++++ Exercise data ++++
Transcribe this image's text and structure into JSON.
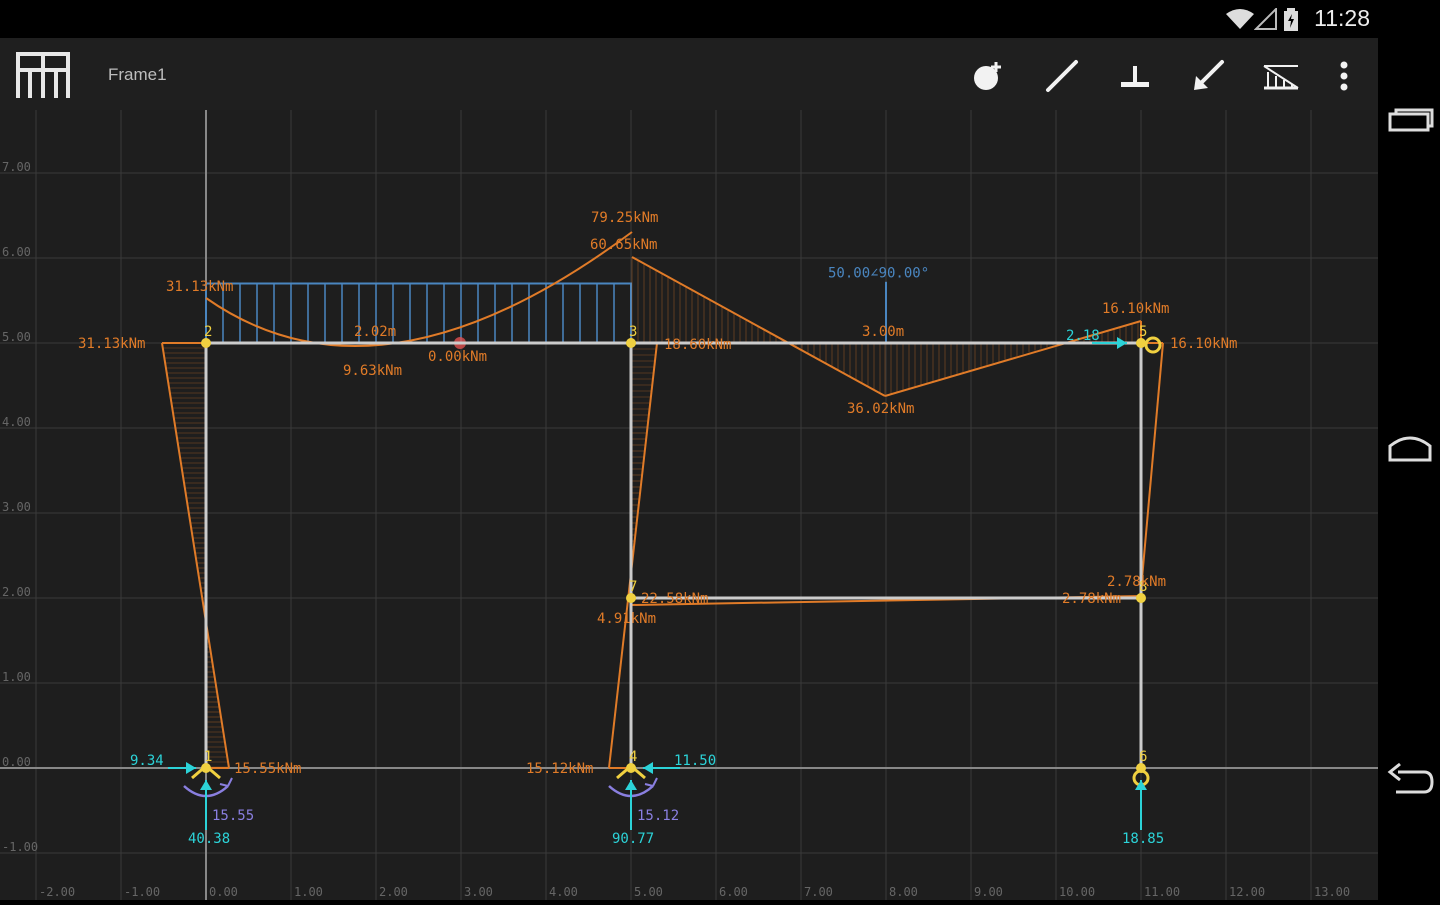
{
  "status_bar": {
    "time": "11:28"
  },
  "app": {
    "title": "Frame1",
    "toolbar": [
      {
        "name": "add-node-button",
        "icon": "add-node-icon"
      },
      {
        "name": "add-member-button",
        "icon": "draw-member-icon"
      },
      {
        "name": "add-support-button",
        "icon": "support-icon"
      },
      {
        "name": "add-load-button",
        "icon": "load-arrow-icon"
      },
      {
        "name": "distributed-load-button",
        "icon": "distributed-load-icon"
      },
      {
        "name": "overflow-menu-button",
        "icon": "more-vert-icon"
      }
    ]
  },
  "nav": [
    "recent-apps-icon",
    "home-icon",
    "back-icon"
  ],
  "colors": {
    "background": "#1e1e1e",
    "grid": "#3a3a3a",
    "member": "#cccccc",
    "moment": "#e07b28",
    "node": "#f0d040",
    "reaction": "#2cd3d8",
    "load": "#4a86c0",
    "moment_reaction": "#8a7fe0"
  },
  "axes": {
    "x_ticks": [
      "-2.00",
      "-1.00",
      "0.00",
      "1.00",
      "2.00",
      "3.00",
      "4.00",
      "5.00",
      "6.00",
      "7.00",
      "8.00",
      "9.00",
      "10.00",
      "11.00",
      "12.00",
      "13.00"
    ],
    "y_ticks": [
      "7.00",
      "6.00",
      "5.00",
      "4.00",
      "3.00",
      "2.00",
      "1.00",
      "0.00",
      "-1.00"
    ]
  },
  "nodes": [
    {
      "id": "1",
      "x": 0,
      "y": 0
    },
    {
      "id": "2",
      "x": 0,
      "y": 5
    },
    {
      "id": "3",
      "x": 5,
      "y": 5
    },
    {
      "id": "4",
      "x": 5,
      "y": 0
    },
    {
      "id": "5",
      "x": 11,
      "y": 5
    },
    {
      "id": "6",
      "x": 11,
      "y": 0
    },
    {
      "id": "7",
      "x": 5,
      "y": 2
    },
    {
      "id": "8",
      "x": 11,
      "y": 2
    }
  ],
  "distributed_load": {
    "x_from": 0,
    "x_to": 5,
    "magnitude_y": 0.7
  },
  "point_load": {
    "label": "50.00∠90.00°",
    "x": 8
  },
  "labels": {
    "dim_2_02": "2.02m",
    "dim_3_00": "3.00m",
    "m_31_13_left": "31.13kNm",
    "m_31_13_top": "31.13kNm",
    "m_9_63": "9.63kNm",
    "m_0_00": "0.00kNm",
    "m_79_25": "79.25kNm",
    "m_60_65": "60.65kNm",
    "m_18_60": "18.60kNm",
    "m_36_02": "36.02kNm",
    "m_16_10_top": "16.10kNm",
    "m_16_10_right": "16.10kNm",
    "m_2_18": "2.18",
    "m_22_58": "22.58kNm",
    "m_4_91": "4.91kNm",
    "m_2_78_top": "2.78kNm",
    "m_2_78_left": "2.78kNm",
    "m_15_55": "15.55kNm",
    "m_15_12": "15.12kNm",
    "r_9_34": "9.34",
    "r_15_55": "15.55",
    "r_40_38": "40.38",
    "r_11_50": "11.50",
    "r_15_12": "15.12",
    "r_90_77": "90.77",
    "r_18_85": "18.85"
  }
}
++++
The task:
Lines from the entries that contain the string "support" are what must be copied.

Answer to this task:
        "name": "add-support-button",
        "icon": "support-icon"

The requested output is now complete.